(YOUR INSTRUCTIONS): Every line with the word "content" in it should be extracted from the data that follows.

DATA SUPPLIED Block Start

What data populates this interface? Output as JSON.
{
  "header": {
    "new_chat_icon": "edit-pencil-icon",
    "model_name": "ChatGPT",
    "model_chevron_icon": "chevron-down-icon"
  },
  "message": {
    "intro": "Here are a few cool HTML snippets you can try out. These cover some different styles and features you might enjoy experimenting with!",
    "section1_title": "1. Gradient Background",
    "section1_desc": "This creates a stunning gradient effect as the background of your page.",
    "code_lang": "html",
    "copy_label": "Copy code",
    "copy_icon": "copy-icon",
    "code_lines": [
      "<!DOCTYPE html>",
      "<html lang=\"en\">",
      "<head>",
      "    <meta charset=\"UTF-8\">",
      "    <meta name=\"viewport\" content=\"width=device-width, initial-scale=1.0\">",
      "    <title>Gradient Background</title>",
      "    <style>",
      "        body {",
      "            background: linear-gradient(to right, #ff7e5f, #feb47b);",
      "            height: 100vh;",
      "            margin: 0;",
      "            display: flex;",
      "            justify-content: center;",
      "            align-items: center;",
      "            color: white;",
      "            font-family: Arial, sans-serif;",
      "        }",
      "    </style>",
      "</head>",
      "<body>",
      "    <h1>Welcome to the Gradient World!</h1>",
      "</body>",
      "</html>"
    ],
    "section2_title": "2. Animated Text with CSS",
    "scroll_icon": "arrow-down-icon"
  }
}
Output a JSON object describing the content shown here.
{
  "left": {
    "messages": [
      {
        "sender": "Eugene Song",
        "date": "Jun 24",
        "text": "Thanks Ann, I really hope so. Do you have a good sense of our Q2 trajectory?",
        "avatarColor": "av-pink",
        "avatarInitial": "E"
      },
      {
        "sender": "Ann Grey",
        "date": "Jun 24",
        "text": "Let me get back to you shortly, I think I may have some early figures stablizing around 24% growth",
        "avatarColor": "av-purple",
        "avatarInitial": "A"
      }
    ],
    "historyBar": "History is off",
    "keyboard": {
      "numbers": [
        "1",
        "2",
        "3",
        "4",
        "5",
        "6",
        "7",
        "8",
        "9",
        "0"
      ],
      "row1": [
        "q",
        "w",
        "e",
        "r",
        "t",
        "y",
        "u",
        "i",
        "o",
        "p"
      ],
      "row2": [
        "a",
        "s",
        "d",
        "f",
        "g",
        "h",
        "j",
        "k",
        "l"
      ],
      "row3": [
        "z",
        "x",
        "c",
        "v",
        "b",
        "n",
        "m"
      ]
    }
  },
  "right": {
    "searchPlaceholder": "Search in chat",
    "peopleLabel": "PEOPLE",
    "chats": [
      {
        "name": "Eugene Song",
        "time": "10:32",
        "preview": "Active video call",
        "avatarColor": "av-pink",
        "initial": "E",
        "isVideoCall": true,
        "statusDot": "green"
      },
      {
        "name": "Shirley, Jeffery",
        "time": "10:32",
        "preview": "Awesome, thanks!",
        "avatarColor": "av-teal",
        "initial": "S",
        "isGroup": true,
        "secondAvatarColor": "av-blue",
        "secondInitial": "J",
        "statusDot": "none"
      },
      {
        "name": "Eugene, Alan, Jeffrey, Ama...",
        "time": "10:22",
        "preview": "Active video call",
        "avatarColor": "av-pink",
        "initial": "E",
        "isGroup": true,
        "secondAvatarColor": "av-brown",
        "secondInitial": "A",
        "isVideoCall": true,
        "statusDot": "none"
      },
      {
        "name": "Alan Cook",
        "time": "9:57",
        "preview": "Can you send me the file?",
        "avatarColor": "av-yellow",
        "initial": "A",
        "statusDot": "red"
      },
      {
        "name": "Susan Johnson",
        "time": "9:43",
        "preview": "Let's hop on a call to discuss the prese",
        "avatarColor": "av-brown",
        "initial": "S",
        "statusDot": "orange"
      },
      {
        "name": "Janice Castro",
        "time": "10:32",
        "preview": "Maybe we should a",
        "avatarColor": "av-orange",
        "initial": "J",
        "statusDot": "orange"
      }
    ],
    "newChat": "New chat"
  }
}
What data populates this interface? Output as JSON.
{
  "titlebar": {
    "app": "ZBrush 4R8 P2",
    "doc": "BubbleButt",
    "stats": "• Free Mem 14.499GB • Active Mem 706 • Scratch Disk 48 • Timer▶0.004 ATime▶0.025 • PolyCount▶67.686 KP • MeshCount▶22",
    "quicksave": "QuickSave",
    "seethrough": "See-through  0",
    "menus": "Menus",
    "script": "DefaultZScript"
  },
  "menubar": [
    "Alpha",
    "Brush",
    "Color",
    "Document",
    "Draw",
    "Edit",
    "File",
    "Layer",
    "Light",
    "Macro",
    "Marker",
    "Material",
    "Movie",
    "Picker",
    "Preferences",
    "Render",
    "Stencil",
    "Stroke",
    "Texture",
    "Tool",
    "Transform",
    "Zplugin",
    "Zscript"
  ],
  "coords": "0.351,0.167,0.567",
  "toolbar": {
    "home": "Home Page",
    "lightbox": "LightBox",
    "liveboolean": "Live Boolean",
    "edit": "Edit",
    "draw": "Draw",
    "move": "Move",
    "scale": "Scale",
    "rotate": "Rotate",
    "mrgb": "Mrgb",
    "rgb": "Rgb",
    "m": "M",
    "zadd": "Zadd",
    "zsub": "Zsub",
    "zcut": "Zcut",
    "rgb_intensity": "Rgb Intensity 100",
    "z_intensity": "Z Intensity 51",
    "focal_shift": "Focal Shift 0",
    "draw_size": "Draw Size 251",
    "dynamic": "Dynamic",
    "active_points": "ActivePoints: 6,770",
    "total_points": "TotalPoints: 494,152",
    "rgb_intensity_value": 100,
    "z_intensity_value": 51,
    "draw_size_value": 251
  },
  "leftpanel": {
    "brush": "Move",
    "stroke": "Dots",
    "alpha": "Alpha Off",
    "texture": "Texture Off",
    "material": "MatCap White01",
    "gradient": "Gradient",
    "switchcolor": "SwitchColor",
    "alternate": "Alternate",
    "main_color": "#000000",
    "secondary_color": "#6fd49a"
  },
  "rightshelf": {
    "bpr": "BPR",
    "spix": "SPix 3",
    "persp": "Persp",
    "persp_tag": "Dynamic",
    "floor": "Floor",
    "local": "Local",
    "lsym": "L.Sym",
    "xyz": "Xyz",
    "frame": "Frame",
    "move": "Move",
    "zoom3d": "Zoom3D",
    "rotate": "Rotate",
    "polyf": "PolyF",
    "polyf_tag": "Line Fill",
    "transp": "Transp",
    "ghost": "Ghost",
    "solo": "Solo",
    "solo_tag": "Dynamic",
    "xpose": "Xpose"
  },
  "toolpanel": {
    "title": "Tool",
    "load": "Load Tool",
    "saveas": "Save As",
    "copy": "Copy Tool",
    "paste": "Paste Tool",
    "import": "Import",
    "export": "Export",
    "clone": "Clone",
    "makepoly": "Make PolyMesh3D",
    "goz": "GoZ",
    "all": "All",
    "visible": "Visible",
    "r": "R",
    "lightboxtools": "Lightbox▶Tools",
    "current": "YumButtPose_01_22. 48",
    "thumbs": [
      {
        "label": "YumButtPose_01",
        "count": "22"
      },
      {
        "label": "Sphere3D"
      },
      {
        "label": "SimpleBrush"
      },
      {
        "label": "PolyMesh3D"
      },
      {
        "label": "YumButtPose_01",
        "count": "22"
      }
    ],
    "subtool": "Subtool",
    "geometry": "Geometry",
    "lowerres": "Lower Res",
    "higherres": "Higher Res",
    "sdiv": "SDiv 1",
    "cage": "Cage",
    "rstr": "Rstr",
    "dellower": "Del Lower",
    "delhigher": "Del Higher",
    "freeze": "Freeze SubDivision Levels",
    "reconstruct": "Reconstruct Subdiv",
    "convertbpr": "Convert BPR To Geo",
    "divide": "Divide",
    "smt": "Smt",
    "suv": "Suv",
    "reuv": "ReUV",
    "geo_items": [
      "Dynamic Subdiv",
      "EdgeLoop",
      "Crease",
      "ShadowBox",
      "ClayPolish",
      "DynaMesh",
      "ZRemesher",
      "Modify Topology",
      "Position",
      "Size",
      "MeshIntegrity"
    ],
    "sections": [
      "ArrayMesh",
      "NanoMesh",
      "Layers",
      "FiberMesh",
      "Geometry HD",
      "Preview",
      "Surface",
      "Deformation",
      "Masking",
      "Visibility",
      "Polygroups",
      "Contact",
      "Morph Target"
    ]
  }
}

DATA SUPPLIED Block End

(YOUR RESPONSE):
      "    <meta name=\"viewport\" content=\"width=device-width, initial-scale=1.0\">",
      "            justify-content: center;",
Output a JSON object describing the content shown here.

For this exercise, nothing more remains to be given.